:: WHAT YOU NEED TO DO ::
All entries below must be retyped exactly, though pictures are to be skipped.

:: Dataset rows describing interfaces ::
########################################

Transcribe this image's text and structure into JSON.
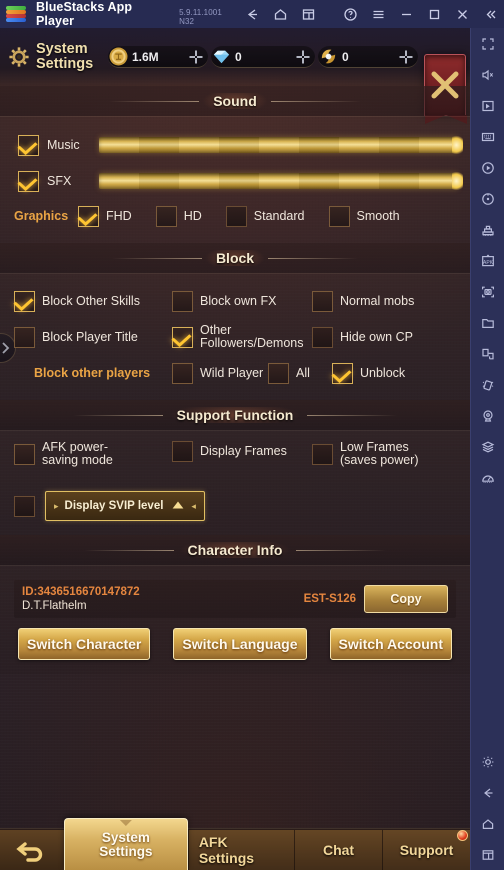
{
  "window": {
    "app_title": "BlueStacks App Player",
    "version": "5.9.11.1001  N32",
    "titlebar_icons": [
      "back-arrow-icon",
      "home-icon",
      "multi-window-icon",
      "help-circle-icon",
      "hamburger-menu-icon",
      "minimize-icon",
      "maximize-icon",
      "close-icon",
      "collapse-sidebar-icon"
    ]
  },
  "sidebar": {
    "icons": [
      "fullscreen-icon",
      "mute-speaker-icon",
      "pointer-cursor-icon",
      "keyboard-controls-icon",
      "macro-record-icon",
      "rotate-screen-icon",
      "multi-instance-icon",
      "install-apk-icon",
      "screenshot-icon",
      "media-folder-icon",
      "scripting-icon",
      "shake-icon",
      "location-icon",
      "layers-icon",
      "performance-gauge-icon",
      "settings-gear-icon",
      "android-back-icon",
      "android-home-icon",
      "android-recents-icon"
    ]
  },
  "game_header": {
    "title": "System Settings",
    "gear_icon": "settings-gear-icon",
    "close_icon": "close-x-banner-icon",
    "currencies": [
      {
        "icon": "gold-coin-icon",
        "value": "1.6M",
        "add_icon": "add-plus-icon"
      },
      {
        "icon": "diamond-icon",
        "value": "0",
        "add_icon": "add-plus-icon"
      },
      {
        "icon": "gold-wing-emblem-icon",
        "value": "0",
        "add_icon": "add-plus-icon"
      }
    ]
  },
  "edge_tab": {
    "icon": "chevron-right-icon"
  },
  "sections": {
    "sound": {
      "title": "Sound",
      "sliders": [
        {
          "label": "Music",
          "checked": true,
          "value": 100
        },
        {
          "label": "SFX",
          "checked": true,
          "value": 100
        }
      ],
      "graphics_label": "Graphics",
      "graphics_options": [
        {
          "label": "FHD",
          "checked": true
        },
        {
          "label": "HD",
          "checked": false
        },
        {
          "label": "Standard",
          "checked": false
        },
        {
          "label": "Smooth",
          "checked": false
        }
      ]
    },
    "block": {
      "title": "Block",
      "rows": [
        [
          {
            "label": "Block Other Skills",
            "checked": true
          },
          {
            "label": "Block own FX",
            "checked": false
          },
          {
            "label": "Normal mobs",
            "checked": false
          }
        ],
        [
          {
            "label": "Block Player Title",
            "checked": false
          },
          {
            "label": "Other Followers/Demons",
            "checked": true
          },
          {
            "label": "Hide own CP",
            "checked": false
          }
        ]
      ],
      "block_other_players_label": "Block other players",
      "block_other_players_options": [
        {
          "label": "Wild Player",
          "checked": false
        },
        {
          "label": "All",
          "checked": false
        },
        {
          "label": "Unblock",
          "checked": true
        }
      ]
    },
    "support_function": {
      "title": "Support Function",
      "row1": [
        {
          "label": "AFK power-saving mode",
          "checked": false
        },
        {
          "label": "Display Frames",
          "checked": false
        },
        {
          "label": "Low Frames (saves power)",
          "checked": false
        }
      ],
      "svip_checkbox_checked": false,
      "svip_button_label": "Display SVIP level",
      "svip_button_arrow_icon": "chevron-up-icon"
    },
    "character_info": {
      "title": "Character Info",
      "id": "ID:3436516670147872",
      "name": "D.T.Flathelm",
      "server": "EST-S126",
      "copy_label": "Copy",
      "buttons": [
        "Switch Character",
        "Switch Language",
        "Switch Account"
      ]
    }
  },
  "tabbar": {
    "back_icon": "back-undo-arrow-icon",
    "tabs": [
      {
        "label": "System Settings",
        "active": true,
        "badge": false
      },
      {
        "label": "AFK Settings",
        "active": false,
        "badge": false
      },
      {
        "label": "Chat",
        "active": false,
        "badge": false
      },
      {
        "label": "Support",
        "active": false,
        "badge": true
      }
    ]
  },
  "colors": {
    "gold": "#d8b058",
    "gold_text": "#f2d79a",
    "orange_label": "#eaa445",
    "check_yellow": "#ffc531",
    "red_close": "#8e2b2c",
    "bluestacks_chrome": "#272b52"
  }
}
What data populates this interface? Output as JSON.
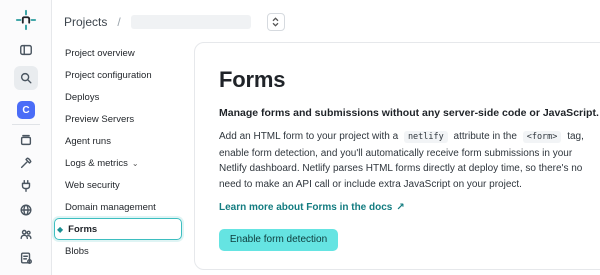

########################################

:: YOUR RESPONSE ::
Transcribe this image's text and structure into JSON.
{
  "window": {
    "app_title": "BlueStacks App Player",
    "version": "5.9.11.1001  N32",
    "titlebar_icons": [
      "back-arrow-icon",
      "home-icon",
      "multi-window-icon",
      "help-circle-icon",
      "hamburger-menu-icon",
      "minimize-icon",
      "maximize-icon",
      "close-icon",
      "collapse-sidebar-icon"
    ]
  },
  "sidebar": {
    "icons": [
      "fullscreen-icon",
      "mute-speaker-icon",
      "pointer-cursor-icon",
      "keyboard-controls-icon",
      "macro-record-icon",
      "rotate-screen-icon",
      "multi-instance-icon",
      "install-apk-icon",
      "screenshot-icon",
      "media-folder-icon",
      "scripting-icon",
      "shake-icon",
      "location-icon",
      "layers-icon",
      "performance-gauge-icon",
      "settings-gear-icon",
      "android-back-icon",
      "android-home-icon",
      "android-recents-icon"
    ]
  },
  "game_header": {
    "title": "System Settings",
    "gear_icon": "settings-gear-icon",
    "close_icon": "close-x-banner-icon",
    "currencies": [
      {
        "icon": "gold-coin-icon",
        "value": "1.6M",
        "add_icon": "add-plus-icon"
      },
      {
        "icon": "diamond-icon",
        "value": "0",
        "add_icon": "add-plus-icon"
      },
      {
        "icon": "gold-wing-emblem-icon",
        "value": "0",
        "add_icon": "add-plus-icon"
      }
    ]
  },
  "edge_tab": {
    "icon": "chevron-right-icon"
  },
  "sections": {
    "sound": {
      "title": "Sound",
      "sliders": [
        {
          "label": "Music",
          "checked": true,
          "value": 100
        },
        {
          "label": "SFX",
          "checked": true,
          "value": 100
        }
      ],
      "graphics_label": "Graphics",
      "graphics_options": [
        {
          "label": "FHD",
          "checked": true
        },
        {
          "label": "HD",
          "checked": false
        },
        {
          "label": "Standard",
          "checked": false
        },
        {
          "label": "Smooth",
          "checked": false
        }
      ]
    },
    "block": {
      "title": "Block",
      "rows": [
        [
          {
            "label": "Block Other Skills",
            "checked": true
          },
          {
            "label": "Block own FX",
            "checked": false
          },
          {
            "label": "Normal mobs",
            "checked": false
          }
        ],
        [
          {
            "label": "Block Player Title",
            "checked": false
          },
          {
            "label": "Other Followers/Demons",
            "checked": true
          },
          {
            "label": "Hide own CP",
            "checked": false
          }
        ]
      ],
      "block_other_players_label": "Block other players",
      "block_other_players_options": [
        {
          "label": "Wild Player",
          "checked": false
        },
        {
          "label": "All",
          "checked": false
        },
        {
          "label": "Unblock",
          "checked": true
        }
      ]
    },
    "support_function": {
      "title": "Support Function",
      "row1": [
        {
          "label": "AFK power-saving mode",
          "checked": false
        },
        {
          "label": "Display Frames",
          "checked": false
        },
        {
          "label": "Low Frames (saves power)",
          "checked": false
        }
      ],
      "svip_checkbox_checked": false,
      "svip_button_label": "Display SVIP level",
      "svip_button_arrow_icon": "chevron-up-icon"
    },
    "character_info": {
      "title": "Character Info",
      "id": "ID:3436516670147872",
      "name": "D.T.Flathelm",
      "server": "EST-S126",
      "copy_label": "Copy",
      "buttons": [
        "Switch Character",
        "Switch Language",
        "Switch Account"
      ]
    }
  },
  "tabbar": {
    "back_icon": "back-undo-arrow-icon",
    "tabs": [
      {
        "label": "System Settings",
        "active": true,
        "badge": false
      },
      {
        "label": "AFK Settings",
        "active": false,
        "badge": false
      },
      {
        "label": "Chat",
        "active": false,
        "badge": false
      },
      {
        "label": "Support",
        "active": false,
        "badge": true
      }
    ]
  },
  "colors": {
    "gold": "#d8b058",
    "gold_text": "#f2d79a",
    "orange_label": "#eaa445",
    "check_yellow": "#ffc531",
    "red_close": "#8e2b2c",
    "bluestacks_chrome": "#272b52"
  }
}
What data populates this interface? Output as JSON.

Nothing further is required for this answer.